  5. Antifreeze is very searching. It can leak and seep out of place where water or the recommended mix didn't. In extreme cases of too much in the mix it can penetrate between cylinder head gaskets and cause lots of expensive trouble. I remember years ago, a customer who was a lorry driver filled his E93A engined Ford Prefect with neat Bluecol, I think he'd nicked it from his firm as Bluecol antifreeze was very expensive in the early 1960's. Apart from the engine overheating ''Thermo- siphon cooling on those'', it had leaked out from literally everywhere, hoses, gaskets ect and seeped between the head gasket nearly ruining the engine. The whole car inside and out was a horrid sticky mess.
  6. This is the trouble these day's. We're more or less forced to buy more than we need at that present moment. 750mil tins of paint when you only need a cupful for a certain job. Big tubes of mastic too when you only want a squirt of one to complete a job. There must be millions of tins of old paint and mastic tubes knocking about nearly full but gone hard and useless with time, just because small tins and tubes are not commonly available anymore, an enormous, gigantic and disgusting wastage. The same goes for certain foods and a huge amount of domestic items too. Toilet rolls for example. you have to buy at least four, often six instead of just one like years ago. I only need one at a time as I only have one bum.
  7. Many car engines of years ago that were capable of revving to 5 or 6000 rpm, ''and were'', that used dynamos and must have run their dynamos up to around maybe 7,8 or even 10,000 rpm without exploding.
  8. He might get away with it if the fan is the wrong hand. Being an air cooled engine the engine space is ventilated much better than most water cooled engine spaces, ''cruiser stern boats at any rate'' The engines cooling fan is constantly drawing in cool air from outside much of which doesn't pass through the engine at first to cool it but gently ventilates the area.
  9. 12V Dynamos, cut outs, control boxes and lots of older as well as current stuff is available from AES of Tutbury. I get stuff from them including the old 12v stand alone starter solenoids which make excellent heavy duty relays. Google AES, their range of stuff is interesting.
  10. Incidentally, did you note which way the alternator turns when the engine is running ?
  11. It might be a good plan and simple to by-pass the split charge relay or whatever it is by removing the wire on it that comes from the warning light and extend it to reach the alternators W terminal to see if all's well without it. If all's well then renew the split charge relay with new wiring.

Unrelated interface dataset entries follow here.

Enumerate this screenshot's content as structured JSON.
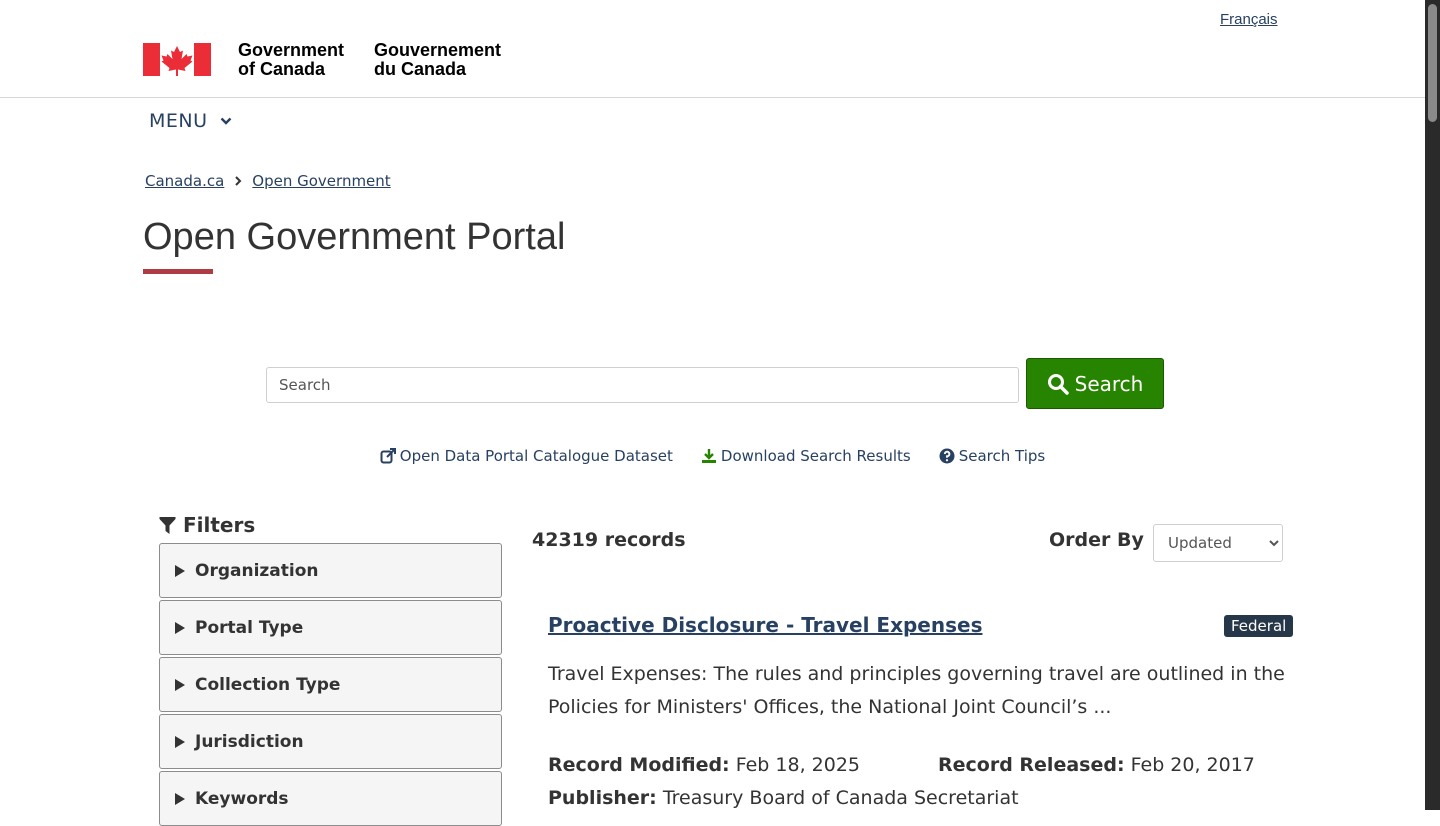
{
  "header": {
    "language_link": "Français",
    "signature_en_line1": "Government",
    "signature_en_line2": "of Canada",
    "signature_fr_line1": "Gouvernement",
    "signature_fr_line2": "du Canada",
    "flag_color": "#eb2d37"
  },
  "menu": {
    "label": "MENU"
  },
  "breadcrumb": [
    "Canada.ca",
    "Open Government"
  ],
  "page": {
    "title": "Open Government Portal",
    "accent_color": "#af3c43"
  },
  "search": {
    "placeholder": "Search",
    "value": "",
    "button_label": "Search",
    "button_color": "#278400"
  },
  "links": {
    "catalogue": "Open Data Portal Catalogue Dataset",
    "download": "Download Search Results",
    "tips": "Search Tips"
  },
  "filters": {
    "title": "Filters",
    "items": [
      "Organization",
      "Portal Type",
      "Collection Type",
      "Jurisdiction",
      "Keywords"
    ]
  },
  "results": {
    "count": "42319 records",
    "order_label": "Order By",
    "order_selected": "Updated",
    "first": {
      "title": "Proactive Disclosure - Travel Expenses",
      "badge": "Federal",
      "description": "Travel Expenses: The rules and principles governing travel are outlined in the Policies for Ministers' Offices, the National Joint Council’s ...",
      "modified_label": "Record Modified:",
      "modified_value": "Feb 18, 2025",
      "released_label": "Record Released:",
      "released_value": "Feb 20, 2017",
      "publisher_label": "Publisher:",
      "publisher_value": "Treasury Board of Canada Secretariat"
    }
  }
}
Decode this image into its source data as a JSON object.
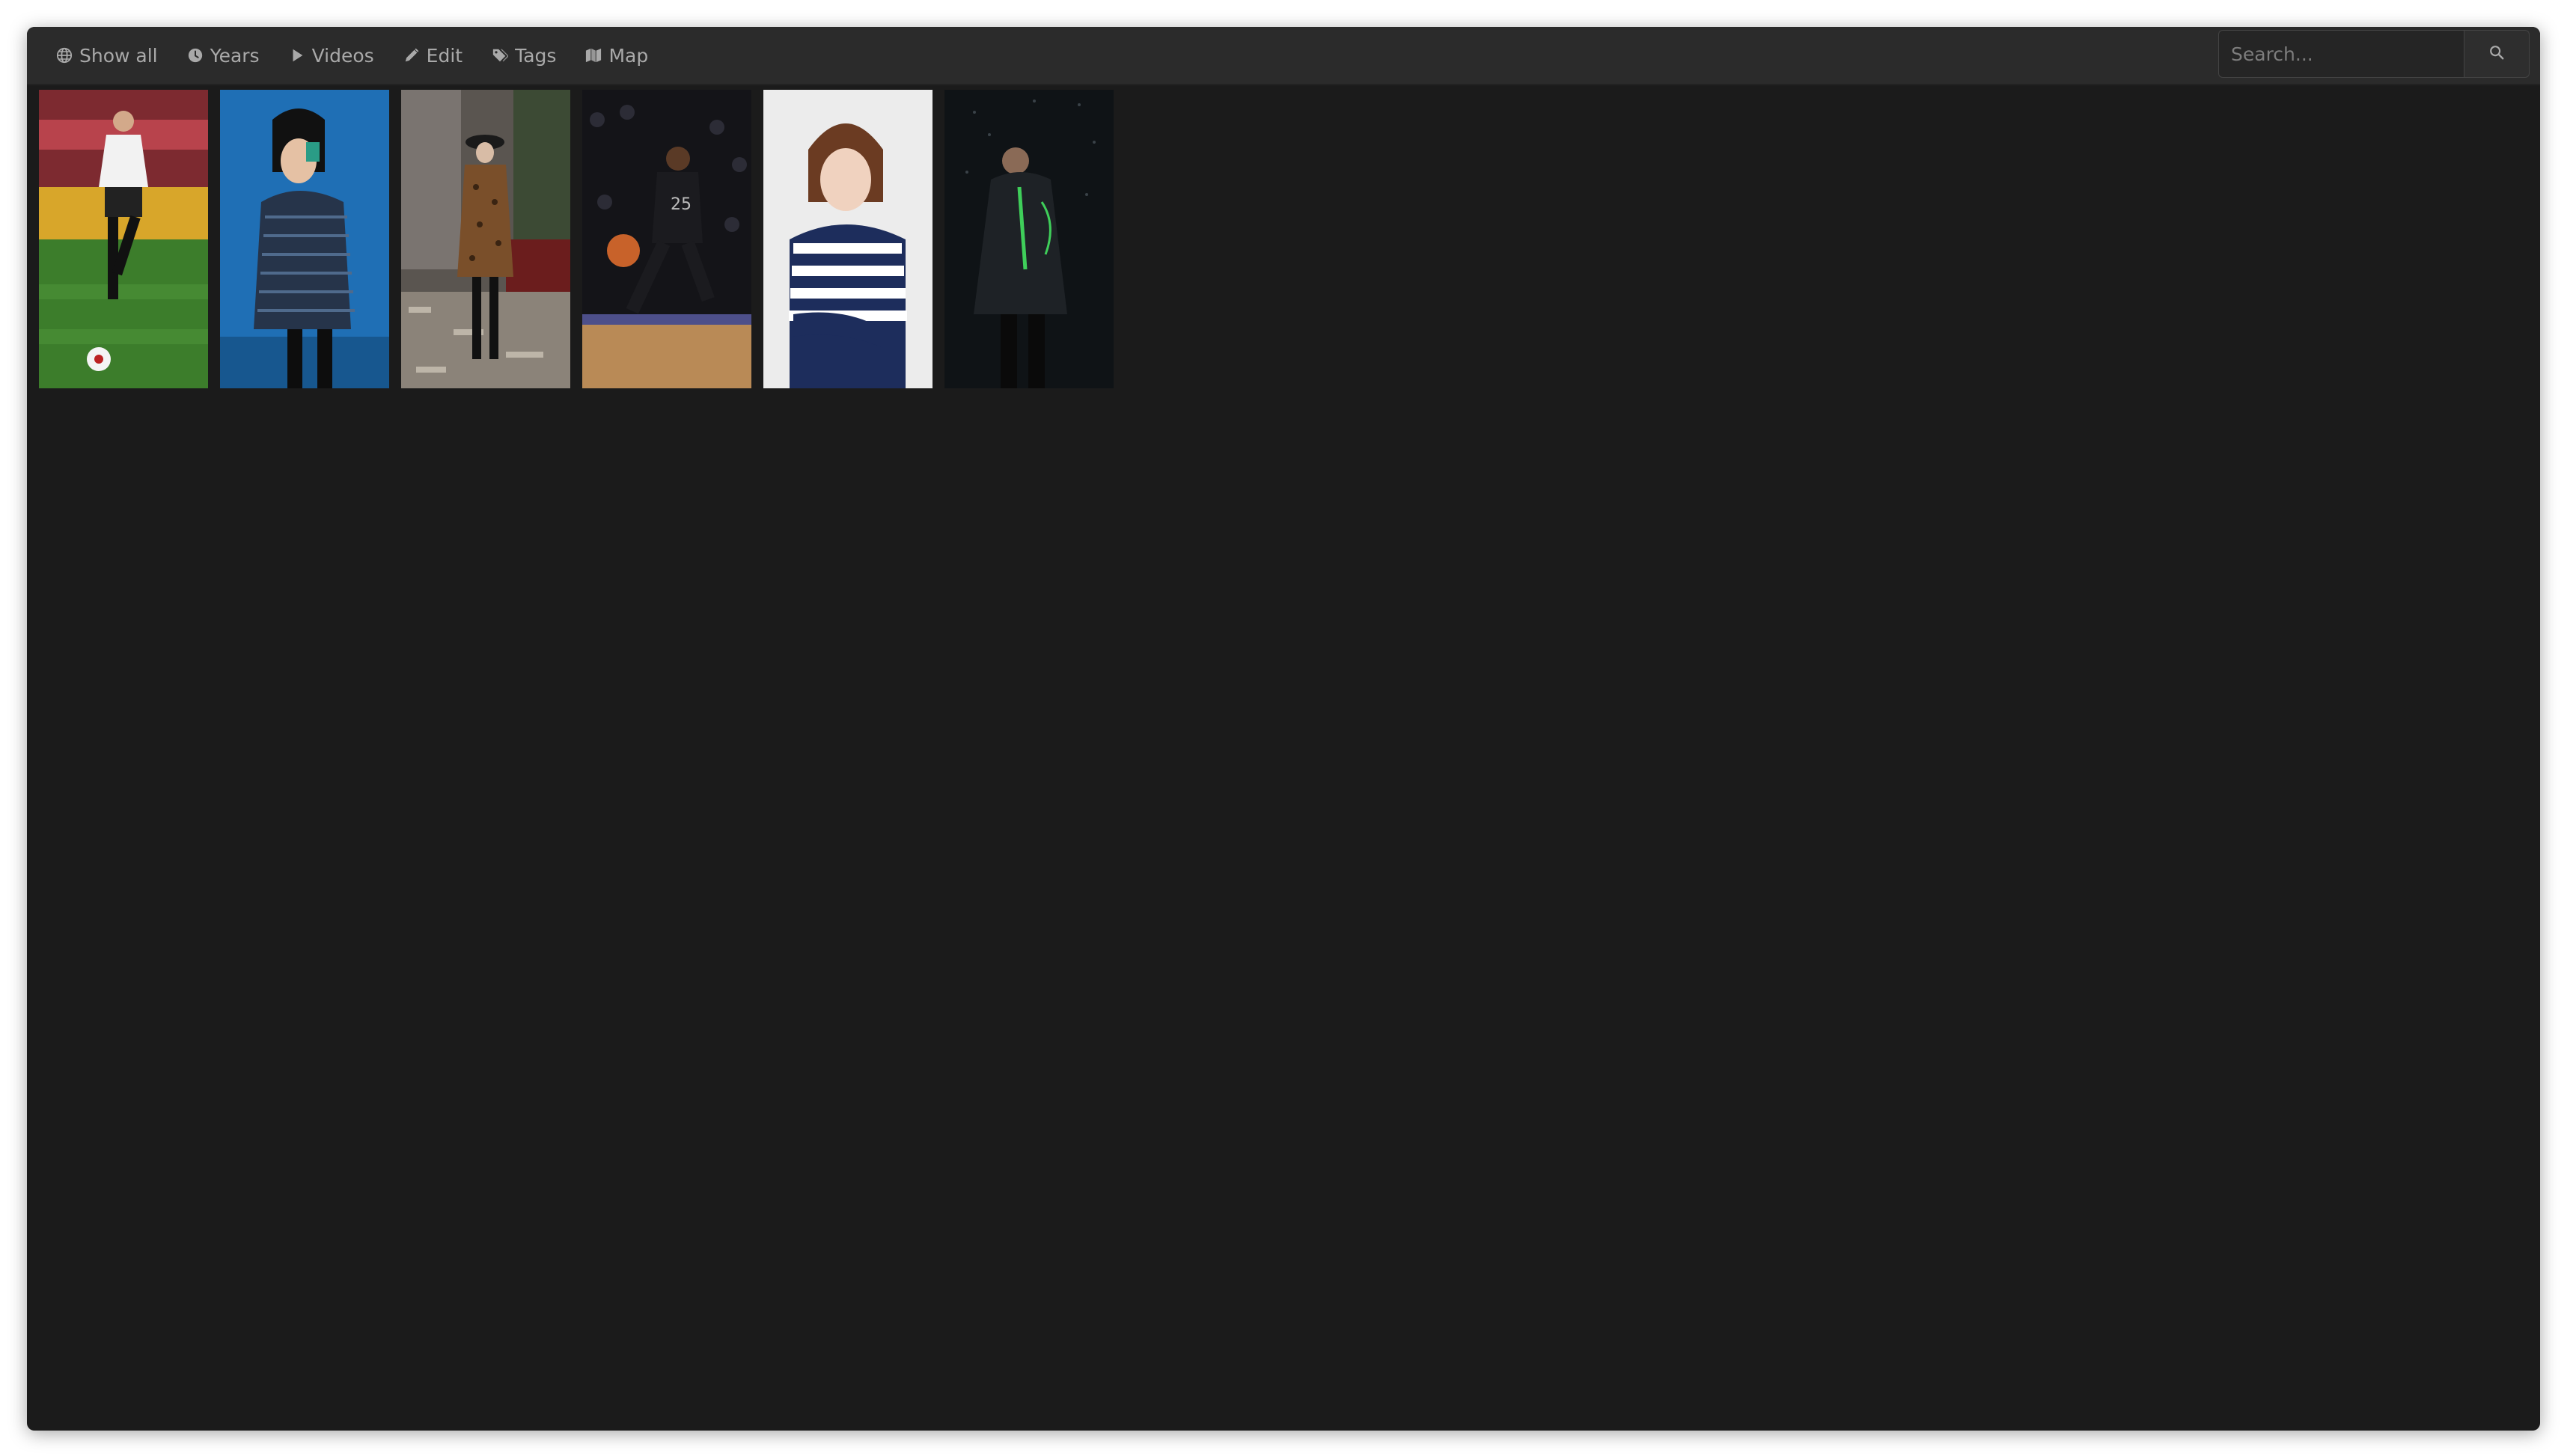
{
  "nav": {
    "items": [
      {
        "label": "Show all",
        "icon": "globe-icon"
      },
      {
        "label": "Years",
        "icon": "clock-icon"
      },
      {
        "label": "Videos",
        "icon": "play-icon"
      },
      {
        "label": "Edit",
        "icon": "pencil-icon"
      },
      {
        "label": "Tags",
        "icon": "tags-icon"
      },
      {
        "label": "Map",
        "icon": "map-icon"
      }
    ]
  },
  "search": {
    "placeholder": "Search...",
    "icon": "search-icon"
  },
  "gallery": {
    "photos": [
      {
        "subject": "soccer player",
        "bg": "#3a7a2a"
      },
      {
        "subject": "woman in striped sweater on blue",
        "bg": "#1f6fb5"
      },
      {
        "subject": "model in leopard coat",
        "bg": "#4a4540"
      },
      {
        "subject": "basketball player",
        "bg": "#141418"
      },
      {
        "subject": "woman in striped top",
        "bg": "#ececec"
      },
      {
        "subject": "man in dark jacket in rain",
        "bg": "#0f1316"
      }
    ]
  },
  "colors": {
    "background": "#1b1b1b",
    "navbar": "#2b2b2b",
    "nav_text": "#a9a9a9"
  }
}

And as Tony Brooks says if its a grain of wheat bulb ''12v model railway term that'' increase the wattage to at least 2.2w which would mean a different bulb holder. To excite my alternator without revving the nuts off it I did fit a 6w bulb and holder which did the trick, light went out instantly but I then tried a 2.2w which also did the trick whereas the grain of wheat bulb struggled. I have a 70a Hitachi Ford alternator which I did once swap with an ACR whilst I cleaned and serviced the Hitachi but both struggled to ''Put that bloomin light out Napoleon, the Jerry's can see it for miles'' with the grain of wheat bulb. Here is a photo of the rear of an ACR alternator which I have in stock, depicting the terminals, which I had at the ready in case the old ACR was going to be used.
  12. I'm about 40 miles away, but in the automobile I've got I might as well be 120 miles away.
  13. Alternator switch?Do you mean a split charge relay. Or do you have a battery change over switch.
  14. Looks like there might be a third wire connected to that warning lamp, or is it just a shaft of light reflection. Poor photo.
  15. If he drained 5Litres off and replaced it with 5Litres of neat undiluted antifreeze it is probably now way over strength. Beware leaks and head gasket trouble.